Eggs are an excellent source of choline, a little-known but essential nutrient that contributes to fetal brain development and helps prevent birth defects. The National Academy of Sciences recommends increased choline intake for pregnant and breastfeeding women. Two eggs – including the yolks – contain about 250 milligrams of choline, or roughly half the recommended daily amount. The National Academy of Sciences recommends that pregnant women consume 450 milligrams of choline per day and that breastfeeding women consume 550 milligrams per day.
In addition to choline, eggs have varying amounts of three other nutrients that pregnant women need most. Eggs are a good source of the highest quality protein, which helps to support fetal growth. Eggs also have a B vitamin that is important for normal development of nerve tissue and can help reduce the risk of serious birth defects that affect the baby’s brain and spinal cord development. The type of iron in eggs (a healthy mixture of heme and non-heme iron) is particularly well-absorbed, making eggs a good choice for pregnant and breastfeeding women who are at higher risk for anaemia.
An adult can consume nearly 300 milligrams.
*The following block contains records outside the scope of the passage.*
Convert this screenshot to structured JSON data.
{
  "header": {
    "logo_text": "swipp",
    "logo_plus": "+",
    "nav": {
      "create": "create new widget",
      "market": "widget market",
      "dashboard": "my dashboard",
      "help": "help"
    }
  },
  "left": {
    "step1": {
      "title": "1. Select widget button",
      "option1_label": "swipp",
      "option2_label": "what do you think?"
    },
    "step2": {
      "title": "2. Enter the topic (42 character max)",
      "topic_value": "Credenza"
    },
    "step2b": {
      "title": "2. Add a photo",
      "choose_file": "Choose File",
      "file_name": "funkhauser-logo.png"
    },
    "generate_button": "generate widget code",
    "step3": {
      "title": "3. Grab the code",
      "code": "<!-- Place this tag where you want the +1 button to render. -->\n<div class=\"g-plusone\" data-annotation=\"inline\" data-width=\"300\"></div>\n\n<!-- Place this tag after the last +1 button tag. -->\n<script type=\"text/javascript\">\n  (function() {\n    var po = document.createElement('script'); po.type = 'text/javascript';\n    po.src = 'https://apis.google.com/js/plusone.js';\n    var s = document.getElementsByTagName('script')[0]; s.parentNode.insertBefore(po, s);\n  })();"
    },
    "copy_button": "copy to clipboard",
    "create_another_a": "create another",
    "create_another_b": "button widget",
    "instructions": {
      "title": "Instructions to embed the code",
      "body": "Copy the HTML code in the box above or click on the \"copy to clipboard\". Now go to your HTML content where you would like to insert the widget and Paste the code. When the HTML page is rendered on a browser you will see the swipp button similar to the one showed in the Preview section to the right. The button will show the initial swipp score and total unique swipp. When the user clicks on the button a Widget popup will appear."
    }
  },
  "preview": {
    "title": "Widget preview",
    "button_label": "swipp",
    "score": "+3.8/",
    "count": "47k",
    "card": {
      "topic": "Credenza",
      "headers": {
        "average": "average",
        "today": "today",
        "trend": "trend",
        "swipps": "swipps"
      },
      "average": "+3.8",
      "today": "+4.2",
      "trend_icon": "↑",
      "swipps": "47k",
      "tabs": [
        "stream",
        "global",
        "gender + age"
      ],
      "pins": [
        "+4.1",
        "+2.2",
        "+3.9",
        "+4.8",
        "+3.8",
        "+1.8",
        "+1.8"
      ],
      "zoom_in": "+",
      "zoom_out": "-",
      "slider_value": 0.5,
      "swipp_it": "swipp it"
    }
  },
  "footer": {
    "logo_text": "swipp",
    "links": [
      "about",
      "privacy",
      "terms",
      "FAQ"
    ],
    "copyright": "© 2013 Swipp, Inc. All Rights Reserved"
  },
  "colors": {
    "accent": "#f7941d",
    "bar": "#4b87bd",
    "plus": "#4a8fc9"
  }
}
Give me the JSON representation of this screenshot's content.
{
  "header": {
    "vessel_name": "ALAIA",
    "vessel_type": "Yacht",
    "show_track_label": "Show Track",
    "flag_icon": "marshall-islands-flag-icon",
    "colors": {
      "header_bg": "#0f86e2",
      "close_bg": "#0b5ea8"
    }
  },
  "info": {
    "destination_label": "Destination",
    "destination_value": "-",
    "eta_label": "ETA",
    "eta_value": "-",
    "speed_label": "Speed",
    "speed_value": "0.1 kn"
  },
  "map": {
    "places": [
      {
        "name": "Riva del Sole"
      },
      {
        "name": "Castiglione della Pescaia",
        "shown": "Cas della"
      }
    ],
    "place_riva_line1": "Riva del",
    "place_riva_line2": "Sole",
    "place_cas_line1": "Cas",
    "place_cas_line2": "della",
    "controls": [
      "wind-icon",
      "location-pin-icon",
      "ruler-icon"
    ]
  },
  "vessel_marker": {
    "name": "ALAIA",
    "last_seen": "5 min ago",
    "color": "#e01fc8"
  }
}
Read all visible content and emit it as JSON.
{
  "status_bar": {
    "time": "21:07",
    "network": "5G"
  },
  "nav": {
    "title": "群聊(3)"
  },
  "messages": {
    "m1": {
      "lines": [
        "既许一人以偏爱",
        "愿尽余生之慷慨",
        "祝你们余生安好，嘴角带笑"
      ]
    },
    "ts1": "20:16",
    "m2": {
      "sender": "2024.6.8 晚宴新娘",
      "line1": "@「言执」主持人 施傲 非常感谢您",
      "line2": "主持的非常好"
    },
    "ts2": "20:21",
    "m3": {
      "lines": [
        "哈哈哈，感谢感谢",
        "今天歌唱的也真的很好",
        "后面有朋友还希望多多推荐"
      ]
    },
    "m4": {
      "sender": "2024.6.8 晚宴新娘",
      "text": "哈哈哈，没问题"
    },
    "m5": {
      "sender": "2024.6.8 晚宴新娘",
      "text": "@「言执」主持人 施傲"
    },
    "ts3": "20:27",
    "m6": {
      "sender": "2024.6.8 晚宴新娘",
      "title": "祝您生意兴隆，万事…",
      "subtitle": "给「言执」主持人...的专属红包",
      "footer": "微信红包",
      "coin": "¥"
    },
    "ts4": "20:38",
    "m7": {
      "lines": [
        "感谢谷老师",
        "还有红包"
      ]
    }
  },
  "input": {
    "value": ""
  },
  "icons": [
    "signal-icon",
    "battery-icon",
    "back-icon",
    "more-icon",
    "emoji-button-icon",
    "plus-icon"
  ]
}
During pregnancy, eating two eggs a day may put you over the recommended amount of cholesterol, and it will not take into account any of the other cholesterol foods you have taken for the day. Eating one to two eggs on most days in a week is not harmful.
If you don't eat enough during pregnancy, your baby is robbed of calories and nutrients, which can result in low-birth-weight or premature infants who are more prone to health problems. ... An average-weight woman should gain about 25 to 35 pounds during her pregnancy.